NEW YORK: Cotton futures rose on Thursday as rising demand for corn and soybeans has increased expectations for lower cotton planting acres, while exports jumped to a marketing year high. The cotton contract for March rose 1.20 cent, or 1.4%, to 85.87 cents per lb by 1:45 p.m. EST (1845 GMT).
“With cand soyabean prices so high it is going to take away acres from cotton, which already has been in demand, and we’re anticipating to have smaller acres going forward,” said Jon Marcus, president of Lakefront Futures and Options brokerage in Chicago. Also, “prices have rallied here in tandem with the grain,” Marcus said, adding, bullish exports data and rising equities have added further support to the market.

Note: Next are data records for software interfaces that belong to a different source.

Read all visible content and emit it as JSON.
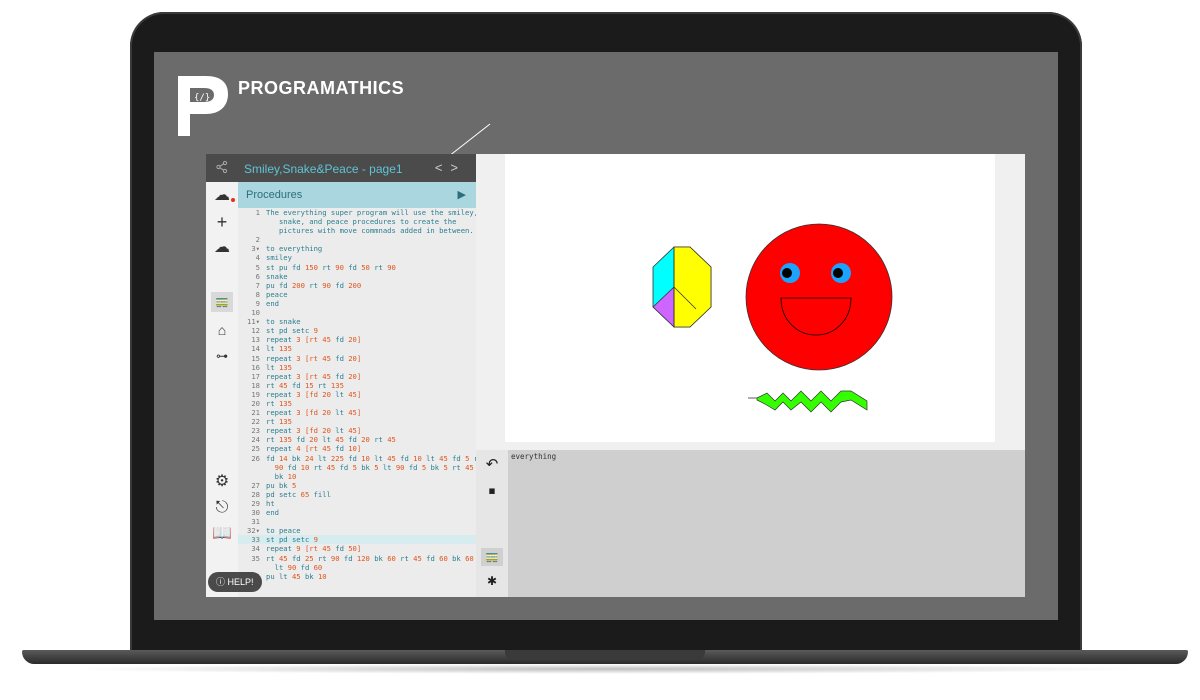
{
  "brand": {
    "name": "PROGRAMATHICS"
  },
  "app": {
    "title": "Smiley,Snake&Peace - page1",
    "procedures_label": "Procedures",
    "help_label": "HELP!",
    "console_text": "everything"
  },
  "code_lines": [
    {
      "n": "1",
      "t": "The everything super program will use the smiley,"
    },
    {
      "n": "",
      "t": "   snake, and peace procedures to create the"
    },
    {
      "n": "",
      "t": "   pictures with move commnads added in between."
    },
    {
      "n": "2",
      "t": ""
    },
    {
      "n": "3▾",
      "t": "to everything"
    },
    {
      "n": "4",
      "t": "smiley"
    },
    {
      "n": "5",
      "t": "st pu fd 150 rt 90 fd 50 rt 90"
    },
    {
      "n": "6",
      "t": "snake"
    },
    {
      "n": "7",
      "t": "pu fd 200 rt 90 fd 200"
    },
    {
      "n": "8",
      "t": "peace"
    },
    {
      "n": "9",
      "t": "end"
    },
    {
      "n": "10",
      "t": ""
    },
    {
      "n": "11▾",
      "t": "to snake"
    },
    {
      "n": "12",
      "t": "st pd setc 9"
    },
    {
      "n": "13",
      "t": "repeat 3 [rt 45 fd 20]"
    },
    {
      "n": "14",
      "t": "lt 135"
    },
    {
      "n": "15",
      "t": "repeat 3 [rt 45 fd 20]"
    },
    {
      "n": "16",
      "t": "lt 135"
    },
    {
      "n": "17",
      "t": "repeat 3 [rt 45 fd 20]"
    },
    {
      "n": "18",
      "t": "rt 45 fd 15 rt 135"
    },
    {
      "n": "19",
      "t": "repeat 3 [fd 20 lt 45]"
    },
    {
      "n": "20",
      "t": "rt 135"
    },
    {
      "n": "21",
      "t": "repeat 3 [fd 20 lt 45]"
    },
    {
      "n": "22",
      "t": "rt 135"
    },
    {
      "n": "23",
      "t": "repeat 3 [fd 20 lt 45]"
    },
    {
      "n": "24",
      "t": "rt 135 fd 20 lt 45 fd 20 rt 45"
    },
    {
      "n": "25",
      "t": "repeat 4 [rt 45 fd 10]"
    },
    {
      "n": "26",
      "t": "fd 14 bk 24 lt 225 fd 10 lt 45 fd 10 lt 45 fd 5 rt"
    },
    {
      "n": "",
      "t": "  90 fd 10 rt 45 fd 5 bk 5 lt 90 fd 5 bk 5 rt 45"
    },
    {
      "n": "",
      "t": "  bk 10"
    },
    {
      "n": "27",
      "t": "pu bk 5"
    },
    {
      "n": "28",
      "t": "pd setc 65 fill"
    },
    {
      "n": "29",
      "t": "ht"
    },
    {
      "n": "30",
      "t": "end"
    },
    {
      "n": "31",
      "t": ""
    },
    {
      "n": "32▾",
      "t": "to peace"
    },
    {
      "n": "33",
      "t": "st pd setc 9"
    },
    {
      "n": "34",
      "t": "repeat 9 [rt 45 fd 50]"
    },
    {
      "n": "35",
      "t": "rt 45 fd 25 rt 90 fd 120 bk 60 rt 45 fd 60 bk 60"
    },
    {
      "n": "",
      "t": "  lt 90 fd 60"
    },
    {
      "n": "36",
      "t": "pu lt 45 bk 10"
    }
  ],
  "colors": {
    "accent": "#5fc4d6",
    "smiley": "#ff0000",
    "octagon_cyan": "#00ffff",
    "octagon_yellow": "#ffff00",
    "octagon_purple": "#cc66ff",
    "snake": "#33ff00"
  }
}
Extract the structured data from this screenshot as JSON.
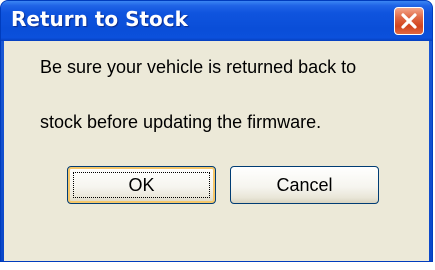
{
  "dialog": {
    "title": "Return to Stock",
    "message_lines": [
      "Be sure your vehicle is returned back to",
      "stock before updating the firmware."
    ],
    "buttons": {
      "ok_label": "OK",
      "cancel_label": "Cancel"
    }
  },
  "icons": {
    "close": "close-icon"
  },
  "colors": {
    "titlebar": "#0a4ed8",
    "client_background": "#ece9d8",
    "close_button": "#d2451f",
    "default_button_highlight": "#f5c76a"
  }
}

Chicago Board of Trade corn and soybean futures rose on Thursday, with end users stepping in to buy the market one day after prices posted sharp declines.
In its weekly export sale report, the US Department of Agriculture showed that exports of 433,600 running bales (RB)- a marketing-year high - were up 36% from the previous week, of which 143,200 RB were shipped to China.
The United States is one of the biggest producers of cotton while China is the largest consumer.
The report also showed that net sales of 275,400 RB for 2020/2021 were down 4% from the previous week.
Meanwhile, US stocks were higher and MSCI’s gauge of stocks across the globe was set for a ninth day of gains on Thursday as investors were optimistic about more fiscal stimulus from the United States.
Total futures market volume fell by 41,752 to 39,864 lots. Certificated cotton stocks deliverable as of Feb. 10 totalled 96,810 480-lb bales, up from 93,667 in the previous session.